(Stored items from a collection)
[Start of Attachment]

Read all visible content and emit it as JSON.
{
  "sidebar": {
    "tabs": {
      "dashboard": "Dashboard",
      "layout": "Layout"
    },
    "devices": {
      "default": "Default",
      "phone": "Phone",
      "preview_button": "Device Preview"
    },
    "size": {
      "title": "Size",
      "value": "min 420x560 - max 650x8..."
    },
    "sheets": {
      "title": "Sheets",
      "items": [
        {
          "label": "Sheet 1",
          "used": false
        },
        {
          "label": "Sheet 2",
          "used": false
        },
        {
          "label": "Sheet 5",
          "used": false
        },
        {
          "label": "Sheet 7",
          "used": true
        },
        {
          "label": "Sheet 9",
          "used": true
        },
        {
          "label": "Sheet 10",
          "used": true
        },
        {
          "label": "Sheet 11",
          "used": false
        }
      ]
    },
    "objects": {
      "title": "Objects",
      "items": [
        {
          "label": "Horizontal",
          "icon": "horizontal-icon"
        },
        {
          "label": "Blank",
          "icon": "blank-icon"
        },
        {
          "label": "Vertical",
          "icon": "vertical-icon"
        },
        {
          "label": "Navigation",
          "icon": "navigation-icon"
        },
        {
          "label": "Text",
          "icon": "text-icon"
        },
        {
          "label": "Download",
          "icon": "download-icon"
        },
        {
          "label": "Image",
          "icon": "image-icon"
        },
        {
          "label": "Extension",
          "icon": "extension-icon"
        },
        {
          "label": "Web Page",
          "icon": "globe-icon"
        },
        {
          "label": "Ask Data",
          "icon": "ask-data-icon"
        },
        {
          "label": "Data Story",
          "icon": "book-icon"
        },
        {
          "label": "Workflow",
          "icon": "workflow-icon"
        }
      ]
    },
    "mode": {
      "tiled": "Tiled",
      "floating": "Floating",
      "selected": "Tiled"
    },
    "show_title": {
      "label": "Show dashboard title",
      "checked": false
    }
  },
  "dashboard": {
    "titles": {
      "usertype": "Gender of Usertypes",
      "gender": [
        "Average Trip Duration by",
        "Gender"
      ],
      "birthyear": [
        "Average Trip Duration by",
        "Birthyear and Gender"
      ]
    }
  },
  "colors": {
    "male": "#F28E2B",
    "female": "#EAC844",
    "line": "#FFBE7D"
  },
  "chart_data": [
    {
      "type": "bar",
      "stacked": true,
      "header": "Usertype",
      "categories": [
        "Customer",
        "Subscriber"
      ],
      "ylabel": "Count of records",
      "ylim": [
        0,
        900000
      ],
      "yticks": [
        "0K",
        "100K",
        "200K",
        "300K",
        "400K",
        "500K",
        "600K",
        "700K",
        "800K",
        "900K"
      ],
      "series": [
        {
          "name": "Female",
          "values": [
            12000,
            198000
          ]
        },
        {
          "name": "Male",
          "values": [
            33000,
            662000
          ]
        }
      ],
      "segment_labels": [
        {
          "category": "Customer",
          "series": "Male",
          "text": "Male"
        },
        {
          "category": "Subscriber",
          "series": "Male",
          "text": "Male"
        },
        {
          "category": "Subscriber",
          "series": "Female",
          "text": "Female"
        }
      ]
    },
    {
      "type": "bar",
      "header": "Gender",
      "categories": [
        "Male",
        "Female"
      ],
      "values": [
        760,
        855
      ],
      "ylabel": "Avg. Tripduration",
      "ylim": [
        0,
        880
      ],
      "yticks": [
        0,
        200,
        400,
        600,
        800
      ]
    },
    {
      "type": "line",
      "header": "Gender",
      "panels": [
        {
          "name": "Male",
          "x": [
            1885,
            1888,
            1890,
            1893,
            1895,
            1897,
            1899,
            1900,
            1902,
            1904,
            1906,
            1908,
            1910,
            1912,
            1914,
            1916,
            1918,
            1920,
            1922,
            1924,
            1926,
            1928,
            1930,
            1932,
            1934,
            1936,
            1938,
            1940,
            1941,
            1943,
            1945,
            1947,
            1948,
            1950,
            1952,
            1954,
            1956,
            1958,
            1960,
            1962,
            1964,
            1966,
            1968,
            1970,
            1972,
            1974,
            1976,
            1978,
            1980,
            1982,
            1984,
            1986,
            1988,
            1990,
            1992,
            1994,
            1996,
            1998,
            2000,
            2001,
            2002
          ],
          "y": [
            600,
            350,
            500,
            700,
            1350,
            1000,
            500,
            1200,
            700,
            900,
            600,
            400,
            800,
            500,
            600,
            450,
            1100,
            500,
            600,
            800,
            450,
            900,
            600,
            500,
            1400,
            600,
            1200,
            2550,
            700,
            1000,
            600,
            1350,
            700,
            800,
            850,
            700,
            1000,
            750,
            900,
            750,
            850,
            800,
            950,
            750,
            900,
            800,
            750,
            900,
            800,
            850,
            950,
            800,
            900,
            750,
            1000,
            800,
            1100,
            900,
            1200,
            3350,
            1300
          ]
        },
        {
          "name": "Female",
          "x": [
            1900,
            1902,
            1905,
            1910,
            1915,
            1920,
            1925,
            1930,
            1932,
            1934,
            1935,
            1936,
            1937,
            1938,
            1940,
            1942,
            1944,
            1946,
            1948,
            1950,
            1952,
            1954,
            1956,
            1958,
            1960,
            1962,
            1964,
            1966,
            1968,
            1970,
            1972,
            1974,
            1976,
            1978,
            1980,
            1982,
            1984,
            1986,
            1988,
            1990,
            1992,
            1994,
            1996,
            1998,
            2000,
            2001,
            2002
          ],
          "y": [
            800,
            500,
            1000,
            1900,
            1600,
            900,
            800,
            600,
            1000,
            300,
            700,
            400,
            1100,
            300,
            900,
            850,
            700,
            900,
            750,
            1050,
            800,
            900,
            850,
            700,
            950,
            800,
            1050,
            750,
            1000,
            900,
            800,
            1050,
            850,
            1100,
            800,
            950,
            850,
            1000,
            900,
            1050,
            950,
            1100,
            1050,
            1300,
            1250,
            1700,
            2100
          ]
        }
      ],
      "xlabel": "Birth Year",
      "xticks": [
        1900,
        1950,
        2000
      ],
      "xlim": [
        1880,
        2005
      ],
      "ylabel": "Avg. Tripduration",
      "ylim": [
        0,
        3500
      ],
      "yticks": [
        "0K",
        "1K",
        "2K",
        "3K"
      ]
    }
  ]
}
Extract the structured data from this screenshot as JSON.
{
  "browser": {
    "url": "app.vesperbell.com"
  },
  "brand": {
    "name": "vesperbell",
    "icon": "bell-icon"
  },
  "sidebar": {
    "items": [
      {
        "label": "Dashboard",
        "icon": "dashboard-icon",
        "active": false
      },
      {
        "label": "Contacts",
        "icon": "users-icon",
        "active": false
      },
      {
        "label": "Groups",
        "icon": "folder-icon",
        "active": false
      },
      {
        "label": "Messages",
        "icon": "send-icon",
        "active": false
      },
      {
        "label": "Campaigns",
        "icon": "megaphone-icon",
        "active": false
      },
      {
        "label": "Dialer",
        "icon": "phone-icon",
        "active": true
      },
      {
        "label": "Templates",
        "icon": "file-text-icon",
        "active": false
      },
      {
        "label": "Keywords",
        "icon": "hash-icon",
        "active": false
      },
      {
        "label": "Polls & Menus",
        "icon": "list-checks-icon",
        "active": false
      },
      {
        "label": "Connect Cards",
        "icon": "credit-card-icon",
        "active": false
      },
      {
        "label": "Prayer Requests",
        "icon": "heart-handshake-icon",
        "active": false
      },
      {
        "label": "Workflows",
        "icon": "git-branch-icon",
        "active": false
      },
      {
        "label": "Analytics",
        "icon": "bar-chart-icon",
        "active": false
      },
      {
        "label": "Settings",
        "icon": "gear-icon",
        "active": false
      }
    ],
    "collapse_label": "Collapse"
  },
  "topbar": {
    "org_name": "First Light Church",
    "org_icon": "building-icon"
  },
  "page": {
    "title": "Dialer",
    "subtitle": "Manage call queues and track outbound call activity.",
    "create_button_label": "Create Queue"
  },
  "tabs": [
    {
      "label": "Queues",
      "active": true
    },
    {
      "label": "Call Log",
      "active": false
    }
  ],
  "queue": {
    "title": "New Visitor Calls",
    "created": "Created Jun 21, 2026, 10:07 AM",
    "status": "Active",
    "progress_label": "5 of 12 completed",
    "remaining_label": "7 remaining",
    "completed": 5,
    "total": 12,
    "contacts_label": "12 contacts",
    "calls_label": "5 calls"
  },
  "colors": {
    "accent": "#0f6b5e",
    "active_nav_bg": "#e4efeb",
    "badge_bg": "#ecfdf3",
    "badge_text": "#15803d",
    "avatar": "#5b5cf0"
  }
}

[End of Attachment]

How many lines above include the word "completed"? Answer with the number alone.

▸ **Output of the exercise**: 2